→ **EXERCISE DESCRIPTION**:
Could you reproduce every record below exactly as it stands?

[Component data from apps and pages]
★ ★ ★ ★ ★
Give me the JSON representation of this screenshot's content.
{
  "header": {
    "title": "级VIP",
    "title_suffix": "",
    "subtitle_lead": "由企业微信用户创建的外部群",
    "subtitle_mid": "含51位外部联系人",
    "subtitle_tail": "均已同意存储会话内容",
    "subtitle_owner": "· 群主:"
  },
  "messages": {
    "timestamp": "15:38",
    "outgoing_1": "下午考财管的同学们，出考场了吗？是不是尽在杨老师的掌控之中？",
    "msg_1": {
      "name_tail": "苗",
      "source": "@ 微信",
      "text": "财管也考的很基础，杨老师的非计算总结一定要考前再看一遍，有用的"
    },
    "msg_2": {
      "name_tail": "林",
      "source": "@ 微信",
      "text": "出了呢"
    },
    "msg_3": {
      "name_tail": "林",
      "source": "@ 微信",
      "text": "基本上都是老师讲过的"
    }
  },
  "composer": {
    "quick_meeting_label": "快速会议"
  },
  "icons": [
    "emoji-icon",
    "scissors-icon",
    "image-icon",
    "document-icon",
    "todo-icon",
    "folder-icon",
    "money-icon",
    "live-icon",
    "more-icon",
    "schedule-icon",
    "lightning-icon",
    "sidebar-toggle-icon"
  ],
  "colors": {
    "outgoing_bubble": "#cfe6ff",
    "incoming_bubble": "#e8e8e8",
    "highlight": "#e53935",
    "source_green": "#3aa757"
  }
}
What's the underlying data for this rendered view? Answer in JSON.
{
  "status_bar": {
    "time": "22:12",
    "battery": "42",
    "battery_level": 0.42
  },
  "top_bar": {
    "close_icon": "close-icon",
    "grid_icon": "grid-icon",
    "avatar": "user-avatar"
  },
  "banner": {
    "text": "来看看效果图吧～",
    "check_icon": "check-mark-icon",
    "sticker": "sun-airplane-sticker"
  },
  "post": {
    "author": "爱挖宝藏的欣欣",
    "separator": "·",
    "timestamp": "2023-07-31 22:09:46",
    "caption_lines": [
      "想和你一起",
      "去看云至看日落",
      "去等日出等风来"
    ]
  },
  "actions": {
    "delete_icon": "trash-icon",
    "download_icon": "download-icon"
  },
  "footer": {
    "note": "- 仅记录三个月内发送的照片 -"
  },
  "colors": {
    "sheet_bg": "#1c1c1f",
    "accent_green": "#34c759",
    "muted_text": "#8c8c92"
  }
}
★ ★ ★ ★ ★
→ **RESPONSE FOR THIS EXERCISE**:
Give me the JSON representation of this screenshot's content.
{
  "header": {
    "title": "级VIP",
    "title_suffix": "",
    "subtitle_lead": "由企业微信用户创建的外部群",
    "subtitle_mid": "含51位外部联系人",
    "subtitle_tail": "均已同意存储会话内容",
    "subtitle_owner": "· 群主:"
  },
  "messages": {
    "timestamp": "15:38",
    "outgoing_1": "下午考财管的同学们，出考场了吗？是不是尽在杨老师的掌控之中？",
    "msg_1": {
      "name_tail": "苗",
      "source": "@ 微信",
      "text": "财管也考的很基础，杨老师的非计算总结一定要考前再看一遍，有用的"
    },
    "msg_2": {
      "name_tail": "林",
      "source": "@ 微信",
      "text": "出了呢"
    },
    "msg_3": {
      "name_tail": "林",
      "source": "@ 微信",
      "text": "基本上都是老师讲过的"
    }
  },
  "composer": {
    "quick_meeting_label": "快速会议"
  },
  "icons": [
    "emoji-icon",
    "scissors-icon",
    "image-icon",
    "document-icon",
    "todo-icon",
    "folder-icon",
    "money-icon",
    "live-icon",
    "more-icon",
    "schedule-icon",
    "lightning-icon",
    "sidebar-toggle-icon"
  ],
  "colors": {
    "outgoing_bubble": "#cfe6ff",
    "incoming_bubble": "#e8e8e8",
    "highlight": "#e53935",
    "source_green": "#3aa757"
  }
}
What's the underlying data for this rendered view? Answer in JSON.
{
  "status_bar": {
    "time": "22:12",
    "battery": "42",
    "battery_level": 0.42
  },
  "top_bar": {
    "close_icon": "close-icon",
    "grid_icon": "grid-icon",
    "avatar": "user-avatar"
  },
  "banner": {
    "text": "来看看效果图吧～",
    "check_icon": "check-mark-icon",
    "sticker": "sun-airplane-sticker"
  },
  "post": {
    "author": "爱挖宝藏的欣欣",
    "separator": "·",
    "timestamp": "2023-07-31 22:09:46",
    "caption_lines": [
      "想和你一起",
      "去看云至看日落",
      "去等日出等风来"
    ]
  },
  "actions": {
    "delete_icon": "trash-icon",
    "download_icon": "download-icon"
  },
  "footer": {
    "note": "- 仅记录三个月内发送的照片 -"
  },
  "colors": {
    "sheet_bg": "#1c1c1f",
    "accent_green": "#34c759",
    "muted_text": "#8c8c92"
  }
}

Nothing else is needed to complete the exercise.